But why agriculture? The agriculture sector accounts for a quarter of the total number of jobs in the country. It is the most challenging of sectors, and yet it is where we can make the biggest impact on jobs and, down the line, on our economy and food security.
MSMEs are the drivers of economic growth and job creation, accounting for more than 65 percent of jobs in the Philippines. It is in agriculture that we find a large number of the micro entrepreneurs – the micro farmers – and it is they who need the most help. It is in this sector where a multiplier effect of jobs and enterprises, growth in communities away from the urban centers, can happen.
With big-brother companies behind them and with a sound business model to support their business, these small farmers can finally gain access to capital. Agriculture is a capital-intensive venture, and it is deemed risky by financial institutions. But with KALAP, we can make it make sense for the financial institutions to invest in our farmers.
Over the 17 years since I founded Go Negosyo, as we mentored MSMEs all over the Philippines, their stories have remained the same: they need access to mentorship, to markets and to money or capital.

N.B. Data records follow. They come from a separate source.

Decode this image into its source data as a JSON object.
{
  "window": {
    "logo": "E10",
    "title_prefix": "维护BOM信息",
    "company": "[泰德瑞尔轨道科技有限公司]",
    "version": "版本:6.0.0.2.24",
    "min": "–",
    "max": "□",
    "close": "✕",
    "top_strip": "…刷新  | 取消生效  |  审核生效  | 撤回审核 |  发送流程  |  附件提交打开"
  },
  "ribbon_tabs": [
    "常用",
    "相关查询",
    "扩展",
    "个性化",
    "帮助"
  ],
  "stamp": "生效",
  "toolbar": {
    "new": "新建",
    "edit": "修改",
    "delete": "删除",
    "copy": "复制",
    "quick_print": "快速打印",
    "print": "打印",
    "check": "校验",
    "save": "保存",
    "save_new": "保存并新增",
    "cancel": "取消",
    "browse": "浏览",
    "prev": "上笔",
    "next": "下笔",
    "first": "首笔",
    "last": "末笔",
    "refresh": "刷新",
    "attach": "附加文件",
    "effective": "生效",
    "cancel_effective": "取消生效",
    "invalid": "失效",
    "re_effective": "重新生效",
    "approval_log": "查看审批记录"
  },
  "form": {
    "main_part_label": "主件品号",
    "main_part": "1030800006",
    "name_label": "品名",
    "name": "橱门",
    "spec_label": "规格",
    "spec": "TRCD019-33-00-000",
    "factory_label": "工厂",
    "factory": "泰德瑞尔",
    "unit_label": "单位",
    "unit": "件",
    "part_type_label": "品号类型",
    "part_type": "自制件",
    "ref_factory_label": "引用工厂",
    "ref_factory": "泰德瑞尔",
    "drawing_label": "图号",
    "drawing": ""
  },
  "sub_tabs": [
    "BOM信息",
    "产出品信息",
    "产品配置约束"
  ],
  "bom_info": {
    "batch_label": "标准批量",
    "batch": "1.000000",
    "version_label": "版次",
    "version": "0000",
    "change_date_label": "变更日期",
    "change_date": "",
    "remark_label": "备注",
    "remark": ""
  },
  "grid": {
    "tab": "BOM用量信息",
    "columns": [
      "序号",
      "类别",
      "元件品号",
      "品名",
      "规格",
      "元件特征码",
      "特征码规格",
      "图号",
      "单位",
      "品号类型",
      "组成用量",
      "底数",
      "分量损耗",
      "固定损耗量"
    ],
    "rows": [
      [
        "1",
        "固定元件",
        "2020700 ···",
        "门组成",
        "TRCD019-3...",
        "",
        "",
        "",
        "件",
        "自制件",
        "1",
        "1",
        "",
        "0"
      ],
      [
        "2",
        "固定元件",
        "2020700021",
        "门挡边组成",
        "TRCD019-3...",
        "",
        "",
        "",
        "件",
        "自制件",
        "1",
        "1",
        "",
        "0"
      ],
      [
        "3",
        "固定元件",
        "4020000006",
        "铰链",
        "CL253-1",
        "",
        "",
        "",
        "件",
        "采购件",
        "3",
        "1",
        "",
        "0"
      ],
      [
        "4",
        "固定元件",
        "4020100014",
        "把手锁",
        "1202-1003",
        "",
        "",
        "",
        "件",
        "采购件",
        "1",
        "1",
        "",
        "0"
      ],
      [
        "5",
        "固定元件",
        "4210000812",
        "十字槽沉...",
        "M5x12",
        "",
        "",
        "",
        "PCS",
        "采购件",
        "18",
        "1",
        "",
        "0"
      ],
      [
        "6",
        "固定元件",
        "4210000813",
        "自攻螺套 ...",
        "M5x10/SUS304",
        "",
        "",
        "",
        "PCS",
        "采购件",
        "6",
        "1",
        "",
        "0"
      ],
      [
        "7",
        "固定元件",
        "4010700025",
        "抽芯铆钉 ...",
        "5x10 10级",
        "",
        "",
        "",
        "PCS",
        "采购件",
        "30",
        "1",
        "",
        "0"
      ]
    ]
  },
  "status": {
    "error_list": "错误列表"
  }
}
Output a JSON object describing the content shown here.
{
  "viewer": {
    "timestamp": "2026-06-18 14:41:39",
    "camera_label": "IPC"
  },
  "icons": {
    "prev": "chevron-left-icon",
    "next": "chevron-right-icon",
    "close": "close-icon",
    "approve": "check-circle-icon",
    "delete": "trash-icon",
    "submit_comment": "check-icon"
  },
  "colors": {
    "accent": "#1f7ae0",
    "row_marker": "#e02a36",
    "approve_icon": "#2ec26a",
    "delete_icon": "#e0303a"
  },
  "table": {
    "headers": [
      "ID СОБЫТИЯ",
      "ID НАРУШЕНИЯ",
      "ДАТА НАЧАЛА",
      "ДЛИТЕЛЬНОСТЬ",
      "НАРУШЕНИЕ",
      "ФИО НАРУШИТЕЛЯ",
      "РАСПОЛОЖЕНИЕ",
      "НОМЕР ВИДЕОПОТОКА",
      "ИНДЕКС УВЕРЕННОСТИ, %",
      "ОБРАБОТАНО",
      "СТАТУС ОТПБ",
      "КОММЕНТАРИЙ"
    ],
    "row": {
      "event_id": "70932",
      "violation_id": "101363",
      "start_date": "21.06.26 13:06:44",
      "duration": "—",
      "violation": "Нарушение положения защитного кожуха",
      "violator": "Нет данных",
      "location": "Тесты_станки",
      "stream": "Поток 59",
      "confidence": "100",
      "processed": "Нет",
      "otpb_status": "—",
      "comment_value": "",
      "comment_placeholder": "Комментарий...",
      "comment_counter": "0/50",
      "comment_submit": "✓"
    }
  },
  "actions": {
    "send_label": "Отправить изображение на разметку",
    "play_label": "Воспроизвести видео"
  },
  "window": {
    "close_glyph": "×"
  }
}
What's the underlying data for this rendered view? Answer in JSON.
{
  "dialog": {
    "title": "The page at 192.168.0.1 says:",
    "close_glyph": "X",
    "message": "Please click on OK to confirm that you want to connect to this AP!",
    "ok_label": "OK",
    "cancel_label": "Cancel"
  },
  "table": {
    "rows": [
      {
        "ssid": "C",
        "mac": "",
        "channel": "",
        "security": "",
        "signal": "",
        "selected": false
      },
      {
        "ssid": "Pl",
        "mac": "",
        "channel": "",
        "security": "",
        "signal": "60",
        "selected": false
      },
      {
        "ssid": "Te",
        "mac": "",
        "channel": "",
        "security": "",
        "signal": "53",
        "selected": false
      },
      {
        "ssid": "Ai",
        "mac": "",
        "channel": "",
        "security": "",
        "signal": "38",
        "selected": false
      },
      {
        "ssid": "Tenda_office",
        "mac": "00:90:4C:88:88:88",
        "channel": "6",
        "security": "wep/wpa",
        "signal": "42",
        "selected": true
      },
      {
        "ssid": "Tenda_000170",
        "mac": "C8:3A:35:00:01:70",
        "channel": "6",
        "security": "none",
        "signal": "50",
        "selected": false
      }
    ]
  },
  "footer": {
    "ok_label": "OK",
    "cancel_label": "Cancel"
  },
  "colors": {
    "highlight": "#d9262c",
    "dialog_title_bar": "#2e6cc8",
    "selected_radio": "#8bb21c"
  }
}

And so when our President gave me the task of leading the jobs sector of the PSAC, I took inspiration from these pioneers – who acted as big brothers to the small farmers – and from our work in Go Negosyo.
The nine pioneer big-brother companies – Lionheart Farms, Universal Leaf Phils., SL Agritech, Bounty Fresh, The LT Group, Yovel, Kennemer Foods, Nestlé and Central Azucarera de Tarlac – already can make such a difference as we implement inclusive business models to transform agriculture in primary agricultural commodities and industries – namely rice, coconut, tobacco, coffee, cacao, sugarcane and corn/feeds/livestock.
There will be challenges. I expect no less from embarking on a project that aims to foster the transformation of a sector that has long been overlooked and yet possesses the most potential to employ the poorest of the poor, and in the farthest reaches of our country.
But with the President’s support, and with important government agencies behind us – including the Department of Agriculture, the Department of the Interior and Local Government, the Department of Environment and Natural Resources, the Department of Trade and Industry, National Irrigation Administration, National Commission on Indigenous Peoples, National Tobacco Authority and the Philippine Coconut Authority – I firmly believe we are on to something.
KALAP stands to create jobs for Filipinos and promote inclusivity, agricultural entrepreneurship and investment, modernize and improve the agriculture sector and increase productivity and boost the livelihoods of farmers. It is public-private partnership at work, and perhaps the most important PPP that we will undertake.